[Start of Attachment]

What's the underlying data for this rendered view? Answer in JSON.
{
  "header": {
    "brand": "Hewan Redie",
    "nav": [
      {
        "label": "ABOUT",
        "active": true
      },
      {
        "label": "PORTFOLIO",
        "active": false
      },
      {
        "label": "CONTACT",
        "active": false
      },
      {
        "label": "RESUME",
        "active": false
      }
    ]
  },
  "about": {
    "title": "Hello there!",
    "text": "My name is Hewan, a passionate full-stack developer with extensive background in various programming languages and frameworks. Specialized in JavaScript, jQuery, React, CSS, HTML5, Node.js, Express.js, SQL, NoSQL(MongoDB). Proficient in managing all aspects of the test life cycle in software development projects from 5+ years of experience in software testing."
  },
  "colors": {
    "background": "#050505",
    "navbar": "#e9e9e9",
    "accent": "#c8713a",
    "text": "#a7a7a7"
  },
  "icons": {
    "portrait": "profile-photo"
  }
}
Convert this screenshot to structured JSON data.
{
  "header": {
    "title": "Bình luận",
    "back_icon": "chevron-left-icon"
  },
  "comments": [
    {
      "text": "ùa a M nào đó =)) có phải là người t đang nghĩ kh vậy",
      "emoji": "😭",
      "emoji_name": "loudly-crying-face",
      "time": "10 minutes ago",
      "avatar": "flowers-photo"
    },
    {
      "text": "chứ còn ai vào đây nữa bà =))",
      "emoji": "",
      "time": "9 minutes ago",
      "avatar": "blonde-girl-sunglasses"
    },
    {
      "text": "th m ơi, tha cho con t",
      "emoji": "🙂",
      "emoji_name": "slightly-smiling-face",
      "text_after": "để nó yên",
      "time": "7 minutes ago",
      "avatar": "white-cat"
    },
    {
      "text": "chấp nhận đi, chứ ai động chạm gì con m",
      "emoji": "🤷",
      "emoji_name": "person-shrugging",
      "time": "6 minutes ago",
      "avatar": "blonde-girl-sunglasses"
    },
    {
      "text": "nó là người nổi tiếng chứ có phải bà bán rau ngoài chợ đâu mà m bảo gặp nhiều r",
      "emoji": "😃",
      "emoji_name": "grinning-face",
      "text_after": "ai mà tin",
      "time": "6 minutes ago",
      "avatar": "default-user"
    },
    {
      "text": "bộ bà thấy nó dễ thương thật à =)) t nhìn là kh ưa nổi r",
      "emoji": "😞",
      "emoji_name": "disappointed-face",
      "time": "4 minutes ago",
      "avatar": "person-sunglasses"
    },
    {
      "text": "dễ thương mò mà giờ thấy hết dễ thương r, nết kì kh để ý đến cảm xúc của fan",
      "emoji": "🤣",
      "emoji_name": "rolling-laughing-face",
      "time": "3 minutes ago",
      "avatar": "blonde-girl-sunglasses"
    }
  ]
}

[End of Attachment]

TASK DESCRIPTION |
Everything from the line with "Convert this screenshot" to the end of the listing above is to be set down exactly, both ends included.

TASK ANSWER |
Convert this screenshot to structured JSON data.
{
  "header": {
    "title": "Bình luận",
    "back_icon": "chevron-left-icon"
  },
  "comments": [
    {
      "text": "ùa a M nào đó =)) có phải là người t đang nghĩ kh vậy",
      "emoji": "😭",
      "emoji_name": "loudly-crying-face",
      "time": "10 minutes ago",
      "avatar": "flowers-photo"
    },
    {
      "text": "chứ còn ai vào đây nữa bà =))",
      "emoji": "",
      "time": "9 minutes ago",
      "avatar": "blonde-girl-sunglasses"
    },
    {
      "text": "th m ơi, tha cho con t",
      "emoji": "🙂",
      "emoji_name": "slightly-smiling-face",
      "text_after": "để nó yên",
      "time": "7 minutes ago",
      "avatar": "white-cat"
    },
    {
      "text": "chấp nhận đi, chứ ai động chạm gì con m",
      "emoji": "🤷",
      "emoji_name": "person-shrugging",
      "time": "6 minutes ago",
      "avatar": "blonde-girl-sunglasses"
    },
    {
      "text": "nó là người nổi tiếng chứ có phải bà bán rau ngoài chợ đâu mà m bảo gặp nhiều r",
      "emoji": "😃",
      "emoji_name": "grinning-face",
      "text_after": "ai mà tin",
      "time": "6 minutes ago",
      "avatar": "default-user"
    },
    {
      "text": "bộ bà thấy nó dễ thương thật à =)) t nhìn là kh ưa nổi r",
      "emoji": "😞",
      "emoji_name": "disappointed-face",
      "time": "4 minutes ago",
      "avatar": "person-sunglasses"
    },
    {
      "text": "dễ thương mò mà giờ thấy hết dễ thương r, nết kì kh để ý đến cảm xúc của fan",
      "emoji": "🤣",
      "emoji_name": "rolling-laughing-face",
      "time": "3 minutes ago",
      "avatar": "blonde-girl-sunglasses"
    }
  ]
}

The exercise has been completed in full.